Task brief — Gather all lines in the data that hold the string "subtitle".

[[ Records supplied open ]]

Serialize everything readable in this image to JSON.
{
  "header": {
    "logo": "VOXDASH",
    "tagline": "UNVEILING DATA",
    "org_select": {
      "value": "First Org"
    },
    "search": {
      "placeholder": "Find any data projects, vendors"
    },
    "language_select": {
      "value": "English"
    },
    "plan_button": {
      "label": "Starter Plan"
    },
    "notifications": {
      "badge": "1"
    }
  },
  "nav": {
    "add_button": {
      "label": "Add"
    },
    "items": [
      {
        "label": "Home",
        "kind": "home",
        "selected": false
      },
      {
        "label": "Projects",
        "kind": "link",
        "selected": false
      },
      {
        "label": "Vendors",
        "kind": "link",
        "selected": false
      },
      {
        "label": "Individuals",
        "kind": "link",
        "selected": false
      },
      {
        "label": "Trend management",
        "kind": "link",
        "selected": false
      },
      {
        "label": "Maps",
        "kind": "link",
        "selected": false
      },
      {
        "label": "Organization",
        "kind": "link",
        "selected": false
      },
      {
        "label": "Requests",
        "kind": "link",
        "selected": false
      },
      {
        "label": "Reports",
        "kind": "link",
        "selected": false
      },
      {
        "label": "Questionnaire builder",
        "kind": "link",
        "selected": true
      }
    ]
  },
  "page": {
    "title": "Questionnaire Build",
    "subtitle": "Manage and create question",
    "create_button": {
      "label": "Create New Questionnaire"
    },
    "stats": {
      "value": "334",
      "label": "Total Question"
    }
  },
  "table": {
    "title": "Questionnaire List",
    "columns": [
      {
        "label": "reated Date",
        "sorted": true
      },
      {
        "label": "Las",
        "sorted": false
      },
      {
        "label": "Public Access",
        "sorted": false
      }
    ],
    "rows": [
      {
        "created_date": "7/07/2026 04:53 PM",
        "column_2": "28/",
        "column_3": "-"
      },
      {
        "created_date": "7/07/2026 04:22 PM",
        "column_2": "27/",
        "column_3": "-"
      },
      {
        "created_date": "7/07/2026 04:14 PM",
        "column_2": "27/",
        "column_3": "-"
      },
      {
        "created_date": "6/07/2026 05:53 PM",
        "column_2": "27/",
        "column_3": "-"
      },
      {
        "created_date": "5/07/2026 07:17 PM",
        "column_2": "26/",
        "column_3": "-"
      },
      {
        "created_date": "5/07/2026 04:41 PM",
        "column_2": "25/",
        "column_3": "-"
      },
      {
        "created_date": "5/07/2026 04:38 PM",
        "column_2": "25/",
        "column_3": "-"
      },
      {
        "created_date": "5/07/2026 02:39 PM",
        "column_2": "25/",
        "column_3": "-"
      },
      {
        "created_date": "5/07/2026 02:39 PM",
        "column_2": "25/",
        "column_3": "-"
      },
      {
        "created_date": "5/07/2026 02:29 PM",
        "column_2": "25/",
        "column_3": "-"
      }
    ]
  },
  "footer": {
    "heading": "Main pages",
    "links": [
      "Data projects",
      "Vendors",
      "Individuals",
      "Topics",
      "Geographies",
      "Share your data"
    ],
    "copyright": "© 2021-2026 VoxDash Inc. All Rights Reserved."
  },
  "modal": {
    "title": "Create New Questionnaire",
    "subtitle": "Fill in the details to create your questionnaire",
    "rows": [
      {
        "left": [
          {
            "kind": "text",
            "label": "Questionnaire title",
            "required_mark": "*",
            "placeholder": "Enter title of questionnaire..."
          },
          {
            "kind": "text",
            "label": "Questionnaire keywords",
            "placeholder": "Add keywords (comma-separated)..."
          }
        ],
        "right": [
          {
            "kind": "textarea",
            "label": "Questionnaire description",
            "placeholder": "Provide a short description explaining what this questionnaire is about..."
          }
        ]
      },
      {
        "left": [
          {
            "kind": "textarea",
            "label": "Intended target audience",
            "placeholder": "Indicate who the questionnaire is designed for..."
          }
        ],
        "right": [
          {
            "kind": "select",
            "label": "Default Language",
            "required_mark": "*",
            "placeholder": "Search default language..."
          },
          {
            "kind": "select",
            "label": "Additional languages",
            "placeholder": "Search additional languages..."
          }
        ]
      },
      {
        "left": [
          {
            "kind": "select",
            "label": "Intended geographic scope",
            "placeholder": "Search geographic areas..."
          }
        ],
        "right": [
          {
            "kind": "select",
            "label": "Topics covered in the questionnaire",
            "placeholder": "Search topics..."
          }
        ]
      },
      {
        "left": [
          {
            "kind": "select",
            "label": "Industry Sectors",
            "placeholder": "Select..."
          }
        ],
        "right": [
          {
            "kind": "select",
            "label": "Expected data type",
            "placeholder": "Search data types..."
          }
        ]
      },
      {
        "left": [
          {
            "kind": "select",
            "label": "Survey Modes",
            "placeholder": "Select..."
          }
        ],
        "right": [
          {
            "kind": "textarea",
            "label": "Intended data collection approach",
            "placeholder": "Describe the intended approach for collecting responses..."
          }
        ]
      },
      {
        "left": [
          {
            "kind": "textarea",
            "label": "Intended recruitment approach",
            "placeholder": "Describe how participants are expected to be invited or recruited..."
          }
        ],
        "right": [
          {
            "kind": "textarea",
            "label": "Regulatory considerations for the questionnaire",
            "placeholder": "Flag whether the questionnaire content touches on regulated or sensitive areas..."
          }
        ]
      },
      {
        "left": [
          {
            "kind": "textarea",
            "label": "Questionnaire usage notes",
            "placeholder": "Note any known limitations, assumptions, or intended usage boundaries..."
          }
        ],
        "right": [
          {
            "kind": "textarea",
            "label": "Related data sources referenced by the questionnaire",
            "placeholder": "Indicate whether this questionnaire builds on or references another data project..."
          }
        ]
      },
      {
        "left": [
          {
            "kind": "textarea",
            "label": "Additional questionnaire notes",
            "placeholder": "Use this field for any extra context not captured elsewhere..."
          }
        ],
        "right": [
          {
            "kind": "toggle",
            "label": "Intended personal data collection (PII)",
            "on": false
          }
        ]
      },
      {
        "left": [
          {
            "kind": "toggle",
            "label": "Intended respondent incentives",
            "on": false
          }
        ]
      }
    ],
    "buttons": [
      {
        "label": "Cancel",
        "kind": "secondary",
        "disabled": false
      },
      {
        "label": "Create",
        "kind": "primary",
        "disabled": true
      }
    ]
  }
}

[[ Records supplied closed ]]

Written response —
    "subtitle": "Manage and create question",
    "subtitle": "Fill in the details to create your questionnaire",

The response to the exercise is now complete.